“The consistent safety and efficacy outcomes suggest a relatively wide therapeutic window for apixaban, also reflected in the consistent effect on coagulation biomarkers,” the authors write in their paper.
More Study on Reduced Dose in Wider Population Needed
In an accompanying editorial, John Eikelboom, MBBS (Population Health Research Institute and McMaster University, Hamilton, Canada), and colleagues note that the lower 2.5-mg dose of apixaban is used much more widely in everyday practice than it was in ARISTOTLE and AVERROES, the latter of which compared apixaban and aspirin in A-fib patients who were unsuitable for warfarin. Both employed the same dose-reduction criteria for apixaban.
“The data reported by Zeitouni et al will be welcomed by clinicians, but an important knowledge gap remains concerning the appropriateness of the unexpectedly frequent use of apixaban 2.5 mg twice daily in clinical practice. . . . One of the possible reasons for the frequent use of apixaban 2.5 mg twice daily in the community might be that clinicians are increasingly anticoagulating atrial fibrillation patients who would not have been eligible for inclusion in the trials, and in an attempt to mitigate bleeding risk are choosing the lower dose of apixaban even when they do not meet the trial criteria for dose reduction.”
Though the data from the current paper should be reassuring to clinicians who treat patients who would have been eligible for ARISTOTLTE according to the dosing criteria, “we urgently need additional data on the optimal dosing of apixaban in patients with atrial fibrillation who have clinical characteristics that may place them at very high risk of drug overexposure and bleeding, and which would have excluded them from the ARISTOTLE and AVERROES trial,” Eikelboom and colleagues write. “It remains possible that such patients are best treated with the lower dose of apixaban, even if they do not meet the criteria for dose reduction used in the trials.

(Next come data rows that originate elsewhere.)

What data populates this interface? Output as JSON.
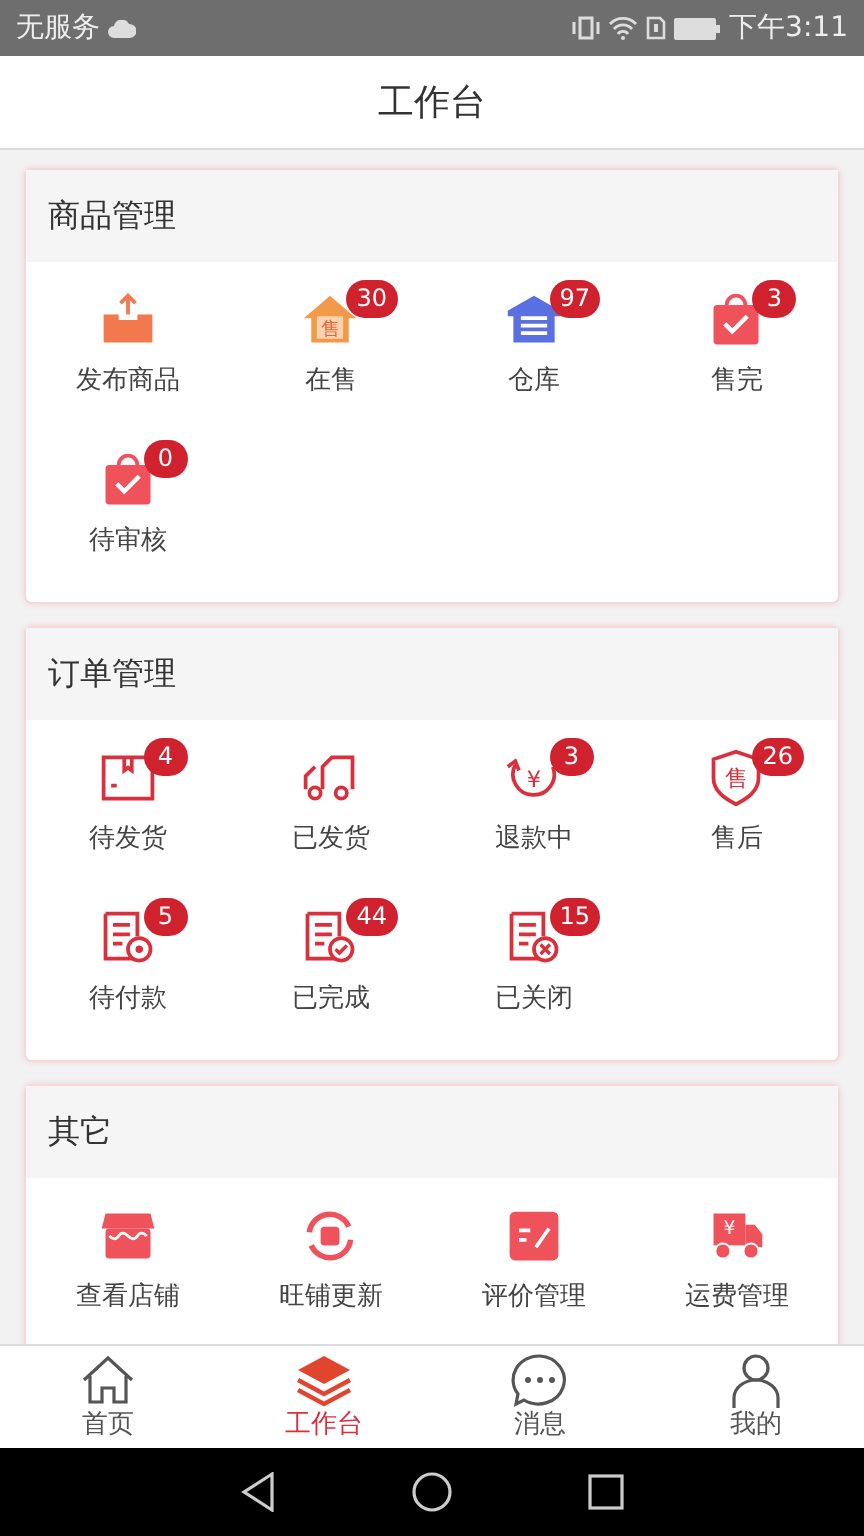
{
  "status_bar": {
    "carrier": "无服务",
    "time": "下午3:11"
  },
  "header": {
    "title": "工作台"
  },
  "sections": [
    {
      "title": "商品管理",
      "items": [
        {
          "label": "发布商品",
          "kind": "upload"
        },
        {
          "label": "在售",
          "kind": "house",
          "icon_text": "售",
          "badge": "30"
        },
        {
          "label": "仓库",
          "kind": "warehouse",
          "badge": "97"
        },
        {
          "label": "售完",
          "kind": "bag",
          "badge": "3"
        },
        {
          "label": "待审核",
          "kind": "bag",
          "badge": "0"
        }
      ]
    },
    {
      "title": "订单管理",
      "items": [
        {
          "label": "待发货",
          "kind": "box",
          "badge": "4"
        },
        {
          "label": "已发货",
          "kind": "truck"
        },
        {
          "label": "退款中",
          "kind": "refund",
          "icon_text": "¥",
          "badge": "3"
        },
        {
          "label": "售后",
          "kind": "shield",
          "icon_text": "售",
          "badge": "26"
        },
        {
          "label": "待付款",
          "kind": "bill-pay",
          "badge": "5"
        },
        {
          "label": "已完成",
          "kind": "bill-done",
          "badge": "44"
        },
        {
          "label": "已关闭",
          "kind": "bill-close",
          "badge": "15"
        }
      ]
    },
    {
      "title": "其它",
      "items": [
        {
          "label": "查看店铺",
          "kind": "store"
        },
        {
          "label": "旺铺更新",
          "kind": "refresh"
        },
        {
          "label": "评价管理",
          "kind": "edit"
        },
        {
          "label": "运费管理",
          "kind": "delivery",
          "icon_text": "¥"
        }
      ]
    }
  ],
  "tab_bar": [
    {
      "label": "首页",
      "kind": "home",
      "selected": false
    },
    {
      "label": "工作台",
      "kind": "layers",
      "selected": true
    },
    {
      "label": "消息",
      "kind": "chat",
      "selected": false
    },
    {
      "label": "我的",
      "kind": "person",
      "selected": false
    }
  ]
}
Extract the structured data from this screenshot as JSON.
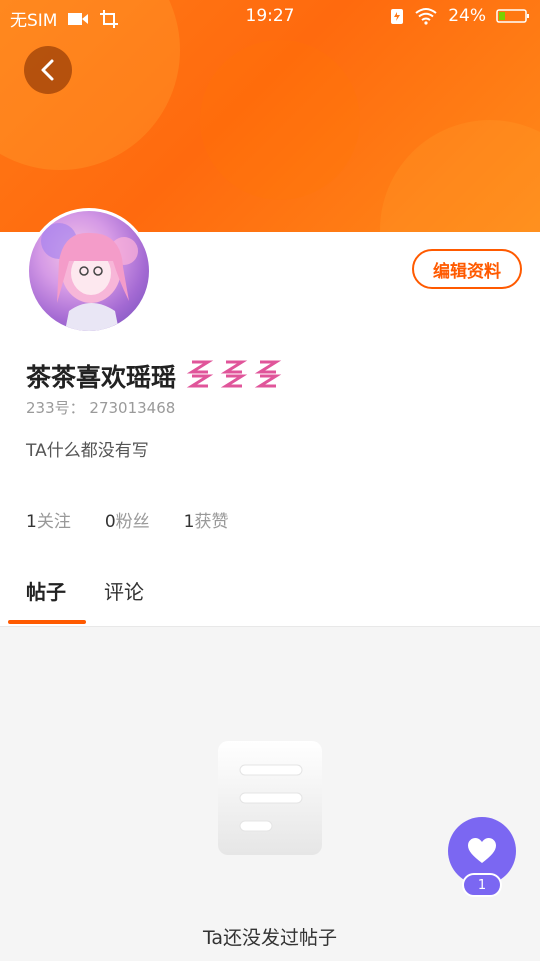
{
  "status_bar": {
    "carrier": "无SIM",
    "time": "19:27",
    "battery": "24%",
    "icons": [
      "video-icon",
      "screenshot-icon",
      "battery-saver-icon",
      "wifi-icon",
      "battery-icon"
    ]
  },
  "profile": {
    "username": "茶茶喜欢瑶瑶",
    "uid_label": "233号：",
    "uid_value": "273013468",
    "bio": "TA什么都没有写",
    "edit_button": "编辑资料"
  },
  "stats": [
    {
      "num": "1",
      "label": "关注"
    },
    {
      "num": "0",
      "label": "粉丝"
    },
    {
      "num": "1",
      "label": "获赞"
    }
  ],
  "tabs": [
    {
      "label": "帖子",
      "active": true
    },
    {
      "label": "评论",
      "active": false
    }
  ],
  "empty_state": {
    "text": "Ta还没发过帖子"
  },
  "floating": {
    "badge": "1"
  },
  "colors": {
    "accent": "#ff5a00",
    "header": "#ff7a16",
    "floating": "#7b67f2"
  }
}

Until we have more data, clinicians will have to apply clinical judgment when treating these patients.”
Alexander agreed that the right dose for patients who would not have been included in the large A-fib trials is not clear, noting that many treatment decisions in practice involve extrapolating data from trials to different populations or settings. He said he tends to start patients on apixaban 5.0 mg twice daily even if they are older and frail because of its established superiority over warfarin in terms of risks of stroke/systemic embolism and major bleeding.
Zeitouni M, Giczewska A, Lopes RD, et al. Clinical and pharmacological effects of apixaban dose adjustment in the ARISTOTLE trial.J Am Coll Cardiol. 2020;75:1145-1155.
Eikelboom J, Wheeler M, Chan N. Optimal prescription of the lower dose of apixaban. J Am Coll Cardiol. 2020;75:1156-1158.
- ARISTOTLE was funded by Bristol-Myers Squibb and Pfizer.
- Zeitouni reports having received research grants from the Federation Française de Cardiologie and Institut Servier and consulting fees from Bristol-Myers Squibb and Pfizer.
- Alexander reports having received research grants from Bristol-Myers Squibb, Boehringer Ingelheim, AstraZeneca, CryoLife, CSL Behring, the US Food and Drug Administration, the National Institutes of Health, Sanofi, and VoluMetrix, as well as consulting fees from Pfizer, Bristol-Myers Squibb, AbbVie Pharmaceuticals, CSL Behring, Novo Nordisk, Portola Pharmaceuticals, Quantum Genomics, Teikoku Pharmaceuticals, VA Cooperative Studies, and Zafgen.
- Eikelboom reports having received consulting fees, honoraria, and grant support from AstraZeneca, Bayer, Boehringer Ingelheim, Bristol-Myers Squibb, Daiichi Sankyo, Eli Lilly, GlaxoSmithKline, Pfizer, Janssen, Sanofi, and Servier.